Did you know that Fold3 has a huge number of documents from World War II about the Women’s Army Corps (WAC), including hundreds of photos? If you’re not already familiar with the WAC, you might be surprised to find out just how versatile this group was during the war.
The WAC was originally formed as the WAAC (Women’s Army Auxiliary Corps) in 1942 as an auxiliary to the Army, but in 1943 it was incorporated into that military branch and renamed the WAC. The goal of the WAC was to free up men for WWII combat by replacing them with women in noncombatant military jobs. The women of the WAC (called WACs) worked with the Army in over 200 types of positions, including as clerks, stenographers, secretaries, teletype operators, mechanics, instructors, weather forecasters, course plotters, photo analysts, telephone operators, parachute riggers, drivers, radio operators, electricians, and cryptographers. However, within this diverse array of jobs, WACs were most often assigned to clerical and communications jobs, which the Army deemed appropriate for women.

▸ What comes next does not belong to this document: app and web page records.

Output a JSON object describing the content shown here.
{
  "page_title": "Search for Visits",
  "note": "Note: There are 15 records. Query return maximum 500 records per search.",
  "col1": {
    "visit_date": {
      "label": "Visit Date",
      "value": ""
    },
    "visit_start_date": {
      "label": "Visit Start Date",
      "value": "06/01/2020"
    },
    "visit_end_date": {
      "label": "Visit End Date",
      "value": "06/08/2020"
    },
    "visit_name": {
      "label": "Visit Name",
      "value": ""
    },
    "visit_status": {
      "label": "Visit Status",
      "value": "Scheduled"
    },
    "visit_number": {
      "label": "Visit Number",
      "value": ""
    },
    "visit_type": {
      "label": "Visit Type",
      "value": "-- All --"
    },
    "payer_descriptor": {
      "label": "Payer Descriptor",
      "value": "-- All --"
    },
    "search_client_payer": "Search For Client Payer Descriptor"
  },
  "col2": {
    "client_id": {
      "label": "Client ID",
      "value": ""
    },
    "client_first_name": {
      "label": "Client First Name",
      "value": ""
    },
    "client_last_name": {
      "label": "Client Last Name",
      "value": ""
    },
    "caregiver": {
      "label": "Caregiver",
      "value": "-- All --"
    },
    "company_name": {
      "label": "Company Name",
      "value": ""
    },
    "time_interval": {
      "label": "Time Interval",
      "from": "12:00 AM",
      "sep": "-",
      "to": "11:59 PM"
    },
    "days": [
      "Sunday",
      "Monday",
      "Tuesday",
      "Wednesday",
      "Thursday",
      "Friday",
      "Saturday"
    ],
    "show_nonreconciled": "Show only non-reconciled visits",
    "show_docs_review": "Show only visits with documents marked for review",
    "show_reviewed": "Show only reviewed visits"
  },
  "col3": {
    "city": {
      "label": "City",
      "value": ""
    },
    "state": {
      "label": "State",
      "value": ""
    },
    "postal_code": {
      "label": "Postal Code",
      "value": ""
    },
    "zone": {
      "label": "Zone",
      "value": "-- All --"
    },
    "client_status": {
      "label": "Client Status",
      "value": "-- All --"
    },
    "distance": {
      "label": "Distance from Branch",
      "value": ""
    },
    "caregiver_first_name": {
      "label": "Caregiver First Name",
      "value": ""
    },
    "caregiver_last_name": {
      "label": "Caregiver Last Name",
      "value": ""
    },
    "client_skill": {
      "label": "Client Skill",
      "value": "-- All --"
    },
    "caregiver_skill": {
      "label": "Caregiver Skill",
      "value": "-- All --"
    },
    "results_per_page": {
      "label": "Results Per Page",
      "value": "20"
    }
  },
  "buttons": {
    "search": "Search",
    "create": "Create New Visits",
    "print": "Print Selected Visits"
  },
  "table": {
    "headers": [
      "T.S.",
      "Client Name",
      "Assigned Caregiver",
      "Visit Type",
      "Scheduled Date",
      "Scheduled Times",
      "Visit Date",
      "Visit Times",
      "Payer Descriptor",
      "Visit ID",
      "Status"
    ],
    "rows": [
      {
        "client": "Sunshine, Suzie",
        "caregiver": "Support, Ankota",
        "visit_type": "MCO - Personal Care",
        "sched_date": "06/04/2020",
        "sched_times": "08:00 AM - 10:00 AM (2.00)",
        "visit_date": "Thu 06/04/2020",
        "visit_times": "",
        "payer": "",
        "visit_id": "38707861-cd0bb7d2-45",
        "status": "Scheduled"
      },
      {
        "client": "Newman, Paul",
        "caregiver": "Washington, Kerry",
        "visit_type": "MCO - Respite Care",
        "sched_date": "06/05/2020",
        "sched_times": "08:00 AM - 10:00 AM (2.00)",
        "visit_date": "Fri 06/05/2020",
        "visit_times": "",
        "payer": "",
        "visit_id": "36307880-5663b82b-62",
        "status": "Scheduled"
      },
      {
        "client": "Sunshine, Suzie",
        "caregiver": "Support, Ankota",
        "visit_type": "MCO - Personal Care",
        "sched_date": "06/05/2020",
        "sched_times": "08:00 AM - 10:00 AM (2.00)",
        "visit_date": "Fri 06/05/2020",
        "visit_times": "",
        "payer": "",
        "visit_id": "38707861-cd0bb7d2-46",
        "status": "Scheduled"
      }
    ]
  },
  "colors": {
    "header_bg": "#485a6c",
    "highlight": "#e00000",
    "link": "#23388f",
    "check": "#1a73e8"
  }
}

Over the course of the war, around 150,000 WACs served at home and abroad, in places like England, France, Italy, New Guinea, the South Pacific, North Africa, China, and India—just to name a few. Although they sometimes faced discrimination and criticism, WACs were in high demand, and the officers they worked with—including General Eisenhower—often praised them for their hard work and skill. Their admirable qualities were proven by the fact that at the end of the war, 657 WACs received citations and medals.
Do you have any family members who served in the WAAC or WAC? You can find all sorts of information and images from the Corps on Fold3.